## WHAT TO PRODUCE
Copy every line from the data below in which the string "doctest" can be found.

[Items from a dataset]
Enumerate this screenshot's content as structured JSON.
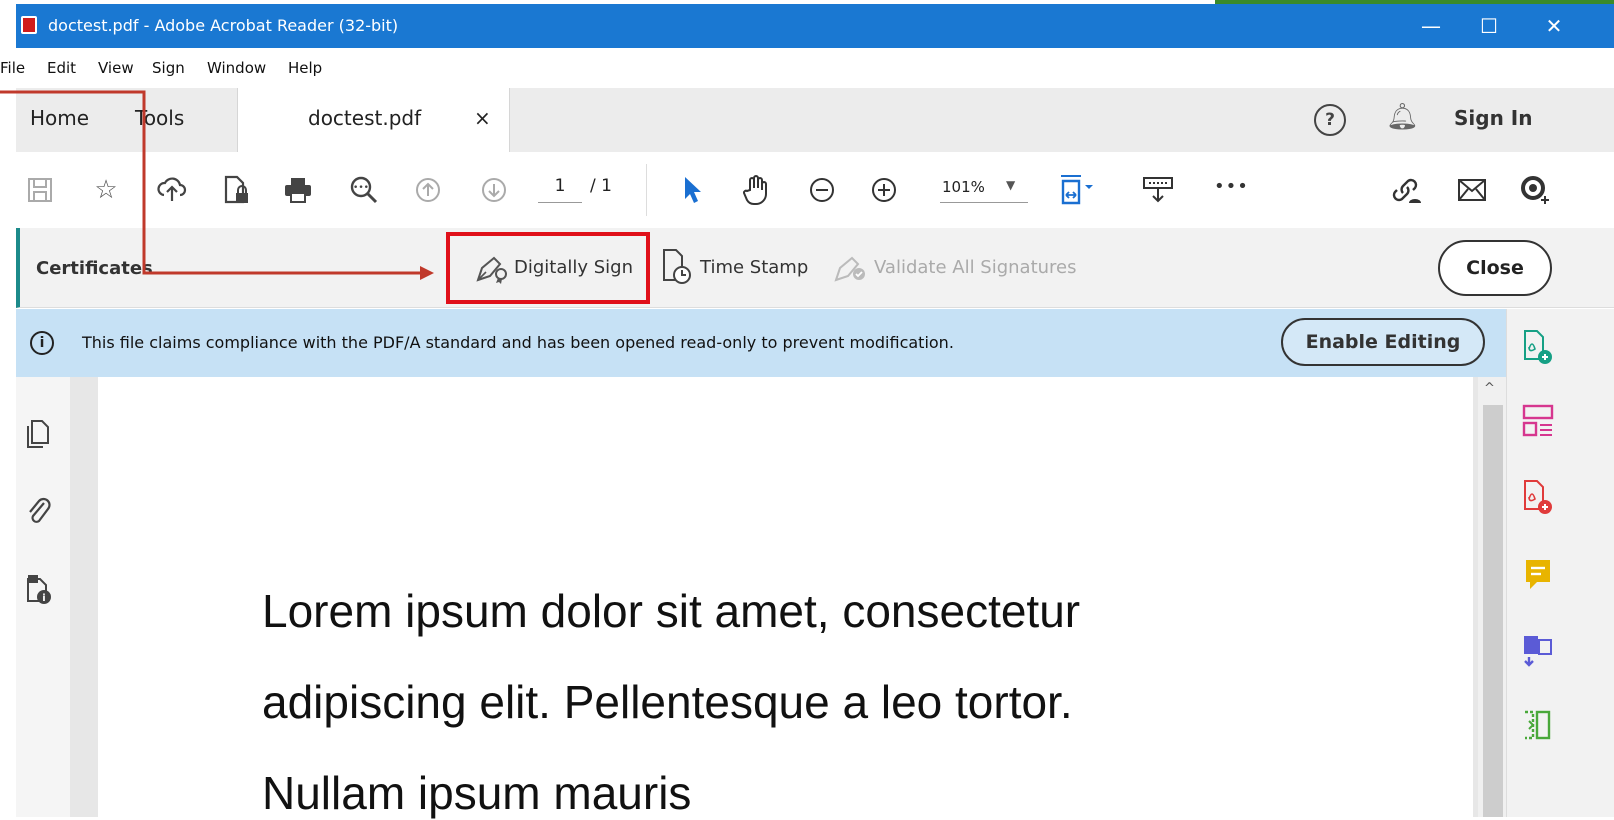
{
  "window": {
    "title": "doctest.pdf - Adobe Acrobat Reader (32-bit)",
    "minimize": "—",
    "maximize": "☐",
    "close": "✕"
  },
  "menu": [
    "File",
    "Edit",
    "View",
    "Sign",
    "Window",
    "Help"
  ],
  "tabs": {
    "home": "Home",
    "tools": "Tools",
    "document": "doctest.pdf",
    "close_tab": "×",
    "sign_in": "Sign In"
  },
  "toolbar": {
    "page_current": "1",
    "page_total": "/ 1",
    "zoom": "101%",
    "more": "•••"
  },
  "certificates": {
    "label": "Certificates",
    "digitally_sign": "Digitally Sign",
    "time_stamp": "Time Stamp",
    "validate_all": "Validate All Signatures",
    "close": "Close"
  },
  "infobar": {
    "message": "This file claims compliance with the PDF/A standard and has been opened read-only to prevent modification.",
    "enable_editing": "Enable Editing"
  },
  "document": {
    "lines": [
      "Lorem ipsum dolor sit amet, consectetur",
      "adipiscing elit. Pellentesque a leo tortor.",
      "Nullam ipsum mauris"
    ]
  },
  "colors": {
    "titlebar": "#1a78d2",
    "highlight": "#e0101a",
    "arrow": "#c0392b",
    "infobar": "#c6e1f5"
  }
}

## SOLUTION TO THIS EXERCISE
    "title": "doctest.pdf - Adobe Acrobat Reader (32-bit)",
    "document": "doctest.pdf",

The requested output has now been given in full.